# Brief
Please copy every line of the records below that holds the word "CGNSINF".

[Stored entries]

=== Section Start ===

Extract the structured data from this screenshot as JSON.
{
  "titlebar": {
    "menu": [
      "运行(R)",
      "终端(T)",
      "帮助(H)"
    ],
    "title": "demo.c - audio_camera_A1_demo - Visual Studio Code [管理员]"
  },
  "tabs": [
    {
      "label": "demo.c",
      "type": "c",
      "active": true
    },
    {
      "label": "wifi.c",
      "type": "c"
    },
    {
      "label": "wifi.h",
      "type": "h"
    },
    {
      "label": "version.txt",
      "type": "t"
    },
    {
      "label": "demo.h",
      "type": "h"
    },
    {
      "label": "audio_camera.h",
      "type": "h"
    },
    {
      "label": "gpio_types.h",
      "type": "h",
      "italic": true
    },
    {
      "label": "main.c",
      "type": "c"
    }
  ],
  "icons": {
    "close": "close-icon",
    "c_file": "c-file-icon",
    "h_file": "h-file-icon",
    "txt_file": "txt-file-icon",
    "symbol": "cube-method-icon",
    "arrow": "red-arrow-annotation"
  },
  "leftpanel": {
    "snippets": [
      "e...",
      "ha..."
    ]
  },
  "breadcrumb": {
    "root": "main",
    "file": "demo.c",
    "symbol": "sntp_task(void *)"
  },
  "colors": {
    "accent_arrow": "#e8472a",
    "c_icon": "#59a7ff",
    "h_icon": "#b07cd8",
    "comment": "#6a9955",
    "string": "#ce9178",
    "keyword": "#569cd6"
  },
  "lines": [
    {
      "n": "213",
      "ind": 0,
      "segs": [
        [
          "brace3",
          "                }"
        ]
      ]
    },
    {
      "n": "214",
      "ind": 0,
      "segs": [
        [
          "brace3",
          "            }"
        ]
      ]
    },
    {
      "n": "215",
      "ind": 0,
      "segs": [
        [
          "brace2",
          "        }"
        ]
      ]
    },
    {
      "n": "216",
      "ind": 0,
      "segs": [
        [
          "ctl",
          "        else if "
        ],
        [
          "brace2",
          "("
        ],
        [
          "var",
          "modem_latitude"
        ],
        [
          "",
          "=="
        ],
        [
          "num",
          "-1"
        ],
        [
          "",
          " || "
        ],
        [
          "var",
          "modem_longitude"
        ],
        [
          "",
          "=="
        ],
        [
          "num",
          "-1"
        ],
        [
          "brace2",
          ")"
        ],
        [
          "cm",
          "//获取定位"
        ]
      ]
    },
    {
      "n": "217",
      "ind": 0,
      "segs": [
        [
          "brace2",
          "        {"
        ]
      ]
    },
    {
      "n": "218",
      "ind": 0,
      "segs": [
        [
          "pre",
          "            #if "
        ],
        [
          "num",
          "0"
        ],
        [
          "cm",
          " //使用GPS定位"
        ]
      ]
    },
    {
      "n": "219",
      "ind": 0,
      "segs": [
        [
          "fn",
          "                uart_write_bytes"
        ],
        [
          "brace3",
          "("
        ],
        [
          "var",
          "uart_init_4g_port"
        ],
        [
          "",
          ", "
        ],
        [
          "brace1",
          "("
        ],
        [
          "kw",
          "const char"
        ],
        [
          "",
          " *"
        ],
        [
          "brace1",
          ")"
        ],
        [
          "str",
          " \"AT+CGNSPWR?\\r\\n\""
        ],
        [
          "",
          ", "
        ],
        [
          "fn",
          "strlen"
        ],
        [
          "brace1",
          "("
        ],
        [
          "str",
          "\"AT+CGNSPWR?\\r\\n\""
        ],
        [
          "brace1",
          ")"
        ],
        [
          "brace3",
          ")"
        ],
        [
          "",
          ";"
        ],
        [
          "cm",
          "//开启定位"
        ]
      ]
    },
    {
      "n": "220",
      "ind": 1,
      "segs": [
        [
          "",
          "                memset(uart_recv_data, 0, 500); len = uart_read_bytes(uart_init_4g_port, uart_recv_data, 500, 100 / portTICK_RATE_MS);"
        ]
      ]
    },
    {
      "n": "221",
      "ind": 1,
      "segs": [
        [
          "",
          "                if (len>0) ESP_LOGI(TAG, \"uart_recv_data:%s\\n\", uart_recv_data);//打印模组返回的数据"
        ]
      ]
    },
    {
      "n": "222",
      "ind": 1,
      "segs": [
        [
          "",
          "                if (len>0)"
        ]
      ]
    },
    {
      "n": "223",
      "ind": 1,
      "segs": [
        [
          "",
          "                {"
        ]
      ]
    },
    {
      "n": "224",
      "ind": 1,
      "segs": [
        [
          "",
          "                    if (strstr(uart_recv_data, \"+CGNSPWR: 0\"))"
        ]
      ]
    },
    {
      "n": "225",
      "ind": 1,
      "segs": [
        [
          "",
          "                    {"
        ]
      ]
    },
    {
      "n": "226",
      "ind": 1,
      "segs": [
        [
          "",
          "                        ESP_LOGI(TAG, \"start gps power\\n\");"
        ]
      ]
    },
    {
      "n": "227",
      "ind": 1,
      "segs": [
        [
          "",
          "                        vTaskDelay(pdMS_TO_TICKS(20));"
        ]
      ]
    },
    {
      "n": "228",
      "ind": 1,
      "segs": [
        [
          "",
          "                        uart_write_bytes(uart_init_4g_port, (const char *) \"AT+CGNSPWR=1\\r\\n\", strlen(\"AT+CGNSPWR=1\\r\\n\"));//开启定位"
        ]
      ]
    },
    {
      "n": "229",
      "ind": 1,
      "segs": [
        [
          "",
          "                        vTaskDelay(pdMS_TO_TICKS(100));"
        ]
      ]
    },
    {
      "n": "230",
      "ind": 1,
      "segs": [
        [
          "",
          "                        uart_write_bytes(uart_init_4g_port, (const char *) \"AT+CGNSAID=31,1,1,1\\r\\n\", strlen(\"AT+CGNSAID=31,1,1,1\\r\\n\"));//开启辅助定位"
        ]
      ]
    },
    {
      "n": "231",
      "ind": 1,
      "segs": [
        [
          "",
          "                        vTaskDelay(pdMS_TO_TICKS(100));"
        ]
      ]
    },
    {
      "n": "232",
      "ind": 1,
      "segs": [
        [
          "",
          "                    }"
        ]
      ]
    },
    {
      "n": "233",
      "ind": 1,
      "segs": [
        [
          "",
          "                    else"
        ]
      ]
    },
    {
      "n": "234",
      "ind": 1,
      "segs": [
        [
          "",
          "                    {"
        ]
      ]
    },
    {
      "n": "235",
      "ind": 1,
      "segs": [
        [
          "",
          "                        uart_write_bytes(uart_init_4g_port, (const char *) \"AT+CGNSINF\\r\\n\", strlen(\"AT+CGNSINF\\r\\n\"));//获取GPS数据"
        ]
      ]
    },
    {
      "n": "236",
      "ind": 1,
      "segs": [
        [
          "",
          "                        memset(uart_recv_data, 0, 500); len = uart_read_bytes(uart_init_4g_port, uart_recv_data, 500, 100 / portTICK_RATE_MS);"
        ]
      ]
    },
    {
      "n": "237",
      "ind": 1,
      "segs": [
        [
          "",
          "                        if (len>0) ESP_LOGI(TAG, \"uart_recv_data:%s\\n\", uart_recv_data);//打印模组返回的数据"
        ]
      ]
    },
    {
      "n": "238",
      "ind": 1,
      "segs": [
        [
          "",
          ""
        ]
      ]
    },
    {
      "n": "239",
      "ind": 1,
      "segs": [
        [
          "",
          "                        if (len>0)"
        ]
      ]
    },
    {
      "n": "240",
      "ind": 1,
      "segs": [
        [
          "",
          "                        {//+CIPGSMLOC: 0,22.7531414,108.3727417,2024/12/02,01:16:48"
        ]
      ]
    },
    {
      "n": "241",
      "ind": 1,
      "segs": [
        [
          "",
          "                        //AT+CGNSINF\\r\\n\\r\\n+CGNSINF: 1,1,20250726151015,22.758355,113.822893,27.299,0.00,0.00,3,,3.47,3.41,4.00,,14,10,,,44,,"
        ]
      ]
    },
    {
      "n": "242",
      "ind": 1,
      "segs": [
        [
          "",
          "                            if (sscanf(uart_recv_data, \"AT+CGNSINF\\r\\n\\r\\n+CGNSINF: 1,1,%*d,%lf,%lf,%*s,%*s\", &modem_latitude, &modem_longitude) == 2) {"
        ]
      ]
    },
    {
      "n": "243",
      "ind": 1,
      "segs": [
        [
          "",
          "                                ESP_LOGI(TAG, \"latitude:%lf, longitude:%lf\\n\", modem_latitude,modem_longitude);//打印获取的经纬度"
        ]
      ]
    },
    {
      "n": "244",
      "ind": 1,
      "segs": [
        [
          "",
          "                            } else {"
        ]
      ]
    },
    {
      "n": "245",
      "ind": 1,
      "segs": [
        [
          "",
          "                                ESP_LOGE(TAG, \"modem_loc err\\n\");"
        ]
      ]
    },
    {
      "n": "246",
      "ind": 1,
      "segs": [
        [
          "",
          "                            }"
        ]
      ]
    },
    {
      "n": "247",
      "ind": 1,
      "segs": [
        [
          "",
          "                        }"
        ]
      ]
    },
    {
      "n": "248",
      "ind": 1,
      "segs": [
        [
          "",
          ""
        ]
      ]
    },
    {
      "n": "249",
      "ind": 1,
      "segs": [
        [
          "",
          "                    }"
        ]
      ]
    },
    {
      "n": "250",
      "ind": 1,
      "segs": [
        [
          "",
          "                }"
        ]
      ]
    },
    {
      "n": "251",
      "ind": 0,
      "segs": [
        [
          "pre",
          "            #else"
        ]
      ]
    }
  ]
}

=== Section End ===

# Answer box
          "                        uart_write_bytes(uart_init_4g_port, (const char *) \"AT+CGNSINF\\r\\n\", strlen(\"AT+CGNSINF\\r\\n\"));//获取GPS数据"
          "                        //AT+CGNSINF\\r\\n\\r\\n+CGNSINF: 1,1,20250726151015,22.758355,113.822893,27.299,0.00,0.00,3,,3.47,3.41,4.00,,14,10,,,44,,"
          "                            if (sscanf(uart_recv_data, \"AT+CGNSINF\\r\\n\\r\\n+CGNSINF: 1,1,%*d,%lf,%lf,%*s,%*s\", &modem_latitude, &modem_longitude) == 2) {"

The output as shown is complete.